Toxic masculinity isn’t just bad for women.
Men who see themselves as having power over women or adhering to “playboy” behavior are significantly more likely to have psychological problems than those who conform less to masculine gender norms ― and they’re also less likely to seek help, according to a new study from the American Psychological Association.
The large-scale meta-analysis (or review of numerous studies), which was published Monday in the Journal of Counseling Psychology, examined conformity to masculine norms and mental health outcomes in 78 research samples involving nearly 20,000 men. The participants were predominantly white but also included African-American and Asian-American males.
The researchers evaluated participants using an inventory that measured 11 norms psychologists believe reflect traditional societal expectations of masculinity. Then they looked for links to positive and negative mental health outcomes and help-seeking behaviors.
11 Norms of Masculinity
• desire to win
• need for emotional control
• sexual promiscuity (being a “playboy”)
• primacy of work (importance placed on one’s job)
• power over women
• disdain for homosexuality
• pursuit of status
Overall conformity to masculine norms was linked with negative mental health outcomes like stress, depression, anxiety, substance abuse issues and poor body image. Three particular norms, however, showed a particularly strong association: self-reliance, power over women, and “playboy” behavior ― the latter two being the most strongly associated with sexist attitudes and behaviors.
“Our findings on the unfavorable relationship between conformity to masculine norms and power over women is striking,” the study’s lead author, Indiana University Bloomington psychologist Dr. Y. Joel Wong, told The Huffington Post. “Sexism is a social injustice and it might ultimately be harmful to everyone, including the perpetrators of sexism.”
More troublingly, the men who conformed most to the sexist norms were also the least likely to seek help for their psychological problems.
Not all masculine traits, however, came with mental health risks. Primacy of work was not associated with either positive or negative mental health, while risk-taking behavior was correlated with both positive and negative outcomes, suggesting that it’s the type of risky behavior that matters.
Toxic Masculinity In American Culture
The findings join a growing body of research investigating the complex links between masculinity and mental health. As many psychologists have noted, it’s a complicated story, and factors like race and socioeconomic status have to be included in the equation.
“When people are feeling put upon by social pressures, by exposures like everyday racism, they may act in a particular way because doing so allows them to recoup that part of themselves that gets chipped away at by those social exposures,” Dr. Wizdom Powell, a psychologist who studies gender and race at the University of North Carolina at Chapel Hill, said in an interview with the APA.
The authors of the meta-analysis didn’t explore how things like race, education level, political affiliation and cultural influences might affect a man’s tendency to adhere to masculine norms. But these connections may be worth investigating, particularly in light of the conversation around sexism that has sprung up in response to Donald Trump’s presidential campaign.
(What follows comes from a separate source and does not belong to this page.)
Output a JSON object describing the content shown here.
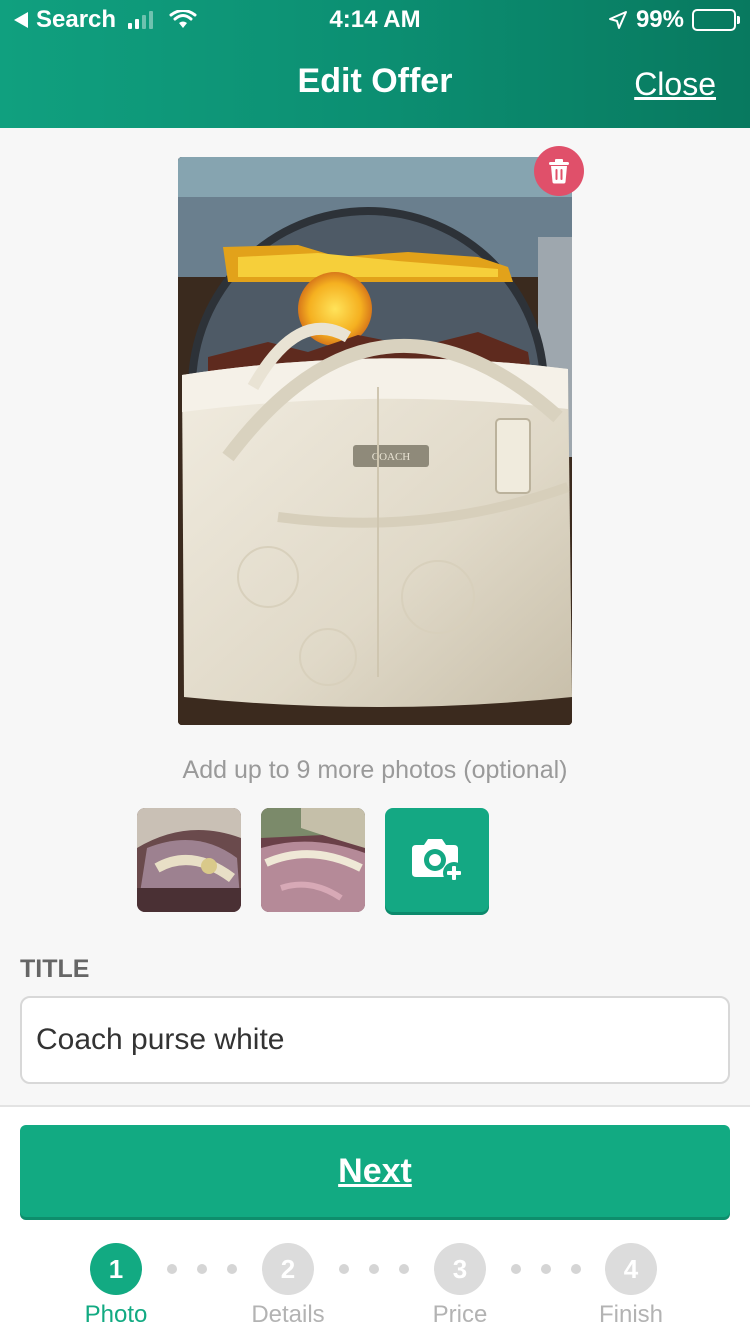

This month, America elected a president who has been accused of sexually assaulting 15 women ― and who excused his boasts of being able to assault women with impunity as “locker room talk,” revealing a view of masculinity in sexist terms. Indeed, many commentators have questioned the role of sexist attitudes in Trump’s rise to power. One team of political scientists found that the more hostile voters were toward women, the more likely they were to support Trump.
As Jared Yates Sexton wrote in a New York Times op-ed on toxic masculinity in Trump’s America, mortality rates for middle-aged white men have risen from what psychologists call “despair deaths,” including drug overdoses, suicide and alcohol-related diseases.
“[Trump] is the furthest thing from the working-class men of my childhood, but whatever his motives for demeaning women, these supporters hear in him an echo of their own desperation,” wrote Sexton, a creative writing professor at Georgia Southern University. “Though such masculinity might temporarily shelter men from the pressures of their daily lives, inevitably it robs them of their lives: Disturbing trends show that men, especially the white men who make up a majority of Mr. Trump’s base, are suffering greatly for their posturing.”
Of course, it’s likely only a small minority of Trump supporters that fit this profile. But as new questions about sexism and misogyny are being raised, it’s an important moment to consider how healthier norms of masculinity could benefit all of us.
“People can change and norms do change over time,” Wong said. “One way we can help shift these norms is for more people, including men, to express strong disapproval of behaviors that conform to sexist norms. Don’t remain silent.”